*ACTIVITY*
Lines with the word "true" are the answer; copy each of them from the data below.

- - -

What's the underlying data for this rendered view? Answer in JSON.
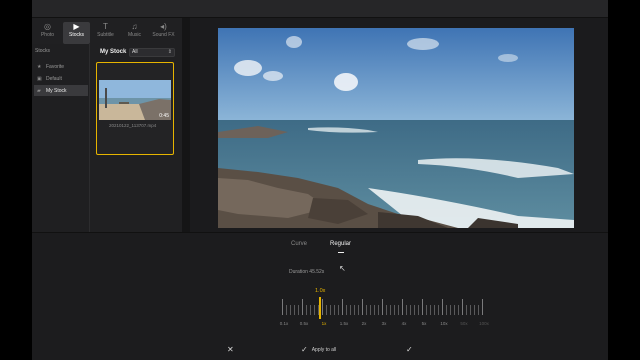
{
  "media_tabs": [
    {
      "label": "Photo",
      "icon": "◎"
    },
    {
      "label": "Stocks",
      "icon": "▶"
    },
    {
      "label": "Subtitle",
      "icon": "T"
    },
    {
      "label": "Music",
      "icon": "♫"
    },
    {
      "label": "Sound FX",
      "icon": "◂)"
    }
  ],
  "sidebar": {
    "heading": "Stocks",
    "items": [
      {
        "label": "Favorite",
        "icon": "★"
      },
      {
        "label": "Default",
        "icon": "▣"
      },
      {
        "label": "My Stock",
        "icon": "▰"
      }
    ]
  },
  "stock": {
    "title": "My Stock",
    "filter_value": "All",
    "clip": {
      "name": "20210122_113707.mp4",
      "duration": "0:45"
    }
  },
  "speed_panel": {
    "tabs": {
      "curve": "Curve",
      "regular": "Regular"
    },
    "duration": "Duration 45.52s",
    "current_speed": "1.0x",
    "scale": [
      "0.1x",
      "0.5x",
      "1x",
      "1.5x",
      "2x",
      "3x",
      "4x",
      "5x",
      "10x",
      "50x",
      "100x"
    ],
    "apply_all": "Apply to all",
    "accent": "#e6b400"
  }
}
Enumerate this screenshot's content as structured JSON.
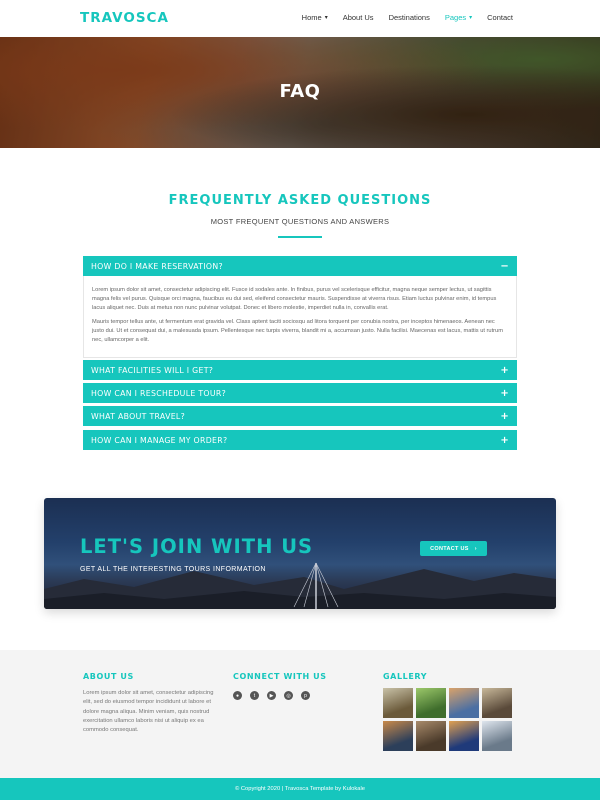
{
  "brand": {
    "logo": "TRAVOSCA",
    "accent": "#16c6bd"
  },
  "nav": {
    "items": [
      {
        "label": "Home",
        "caret": true,
        "active": false
      },
      {
        "label": "About Us",
        "caret": false,
        "active": false
      },
      {
        "label": "Destinations",
        "caret": false,
        "active": false
      },
      {
        "label": "Pages",
        "caret": true,
        "active": true
      },
      {
        "label": "Contact",
        "caret": false,
        "active": false
      }
    ]
  },
  "hero": {
    "title": "FAQ"
  },
  "faq": {
    "title": "FREQUENTLY ASKED QUESTIONS",
    "subtitle": "MOST FREQUENT QUESTIONS AND ANSWERS",
    "items": [
      {
        "question": "HOW DO I MAKE RESERVATION?",
        "sign": "−",
        "open": true,
        "answer_p1": "Lorem ipsum dolor sit amet, consectetur adipiscing elit. Fusce id sodales ante. In finibus, purus vel scelerisque efficitur, magna neque semper lectus, ut sagittis magna felis vel purus. Quisque orci magna, faucibus eu dui sed, eleifend consectetur mauris. Suspendisse at viverra risus. Etiam luctus pulvinar enim, id tempus lacus aliquet nec. Duis at metus non nunc pulvinar volutpat. Donec et libero molestie, imperdiet nulla in, convallis erat.",
        "answer_p2": "Mauris tempor tellus ante, ut fermentum erat gravida vel. Class aptent taciti sociosqu ad litora torquent per conubia nostra, per inceptos himenaeos. Aenean nec justo dui. Ut et consequat dui, a malesuada ipsum. Pellentesque nec turpis viverra, blandit mi a, accumsan justo. Nulla facilisi. Maecenas est lacus, mattis ut rutrum nec, ullamcorper a elit."
      },
      {
        "question": "WHAT FACILITIES WILL I GET?",
        "sign": "+"
      },
      {
        "question": "HOW CAN I RESCHEDULE TOUR?",
        "sign": "+"
      },
      {
        "question": "WHAT ABOUT TRAVEL?",
        "sign": "+"
      },
      {
        "question": "HOW CAN I MANAGE MY ORDER?",
        "sign": "+"
      }
    ]
  },
  "cta": {
    "title": "LET'S JOIN WITH US",
    "subtitle": "GET ALL THE INTERESTING TOURS INFORMATION",
    "button": "CONTACT US",
    "button_icon": "›"
  },
  "footer": {
    "about": {
      "heading": "ABOUT US",
      "text": "Lorem ipsum dolor sit amet, consectetur adipiscing elit, sed do eiusmod tempor incididunt ut labore et dolore magna aliqua. Minim veniam, quis nostrud exercitation ullamco laboris nisi ut aliquip ex ea commodo consequat."
    },
    "connect": {
      "heading": "CONNECT WITH US",
      "icons": [
        "dribbble-icon",
        "twitter-icon",
        "youtube-icon",
        "instagram-icon",
        "pinterest-icon"
      ]
    },
    "gallery": {
      "heading": "GALLERY",
      "thumbs": [
        {
          "c1": "#6b5a3a",
          "c2": "#c9c2a8"
        },
        {
          "c1": "#3f6d2c",
          "c2": "#9cc86a"
        },
        {
          "c1": "#4b6fa3",
          "c2": "#d9a26a"
        },
        {
          "c1": "#5a4a3a",
          "c2": "#c8b89a"
        },
        {
          "c1": "#2c3f5a",
          "c2": "#c98a4a"
        },
        {
          "c1": "#4a3a2a",
          "c2": "#a88a6a"
        },
        {
          "c1": "#1f3a7a",
          "c2": "#e0a050"
        },
        {
          "c1": "#6a7a8a",
          "c2": "#dfe6ee"
        }
      ]
    },
    "copyright": "© Copyright 2020 | Travosca Template by Kulokale"
  }
}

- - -

*TASK SOLUTION*
        "caret": true,
        "caret": true,
        "active": true
        "open": true,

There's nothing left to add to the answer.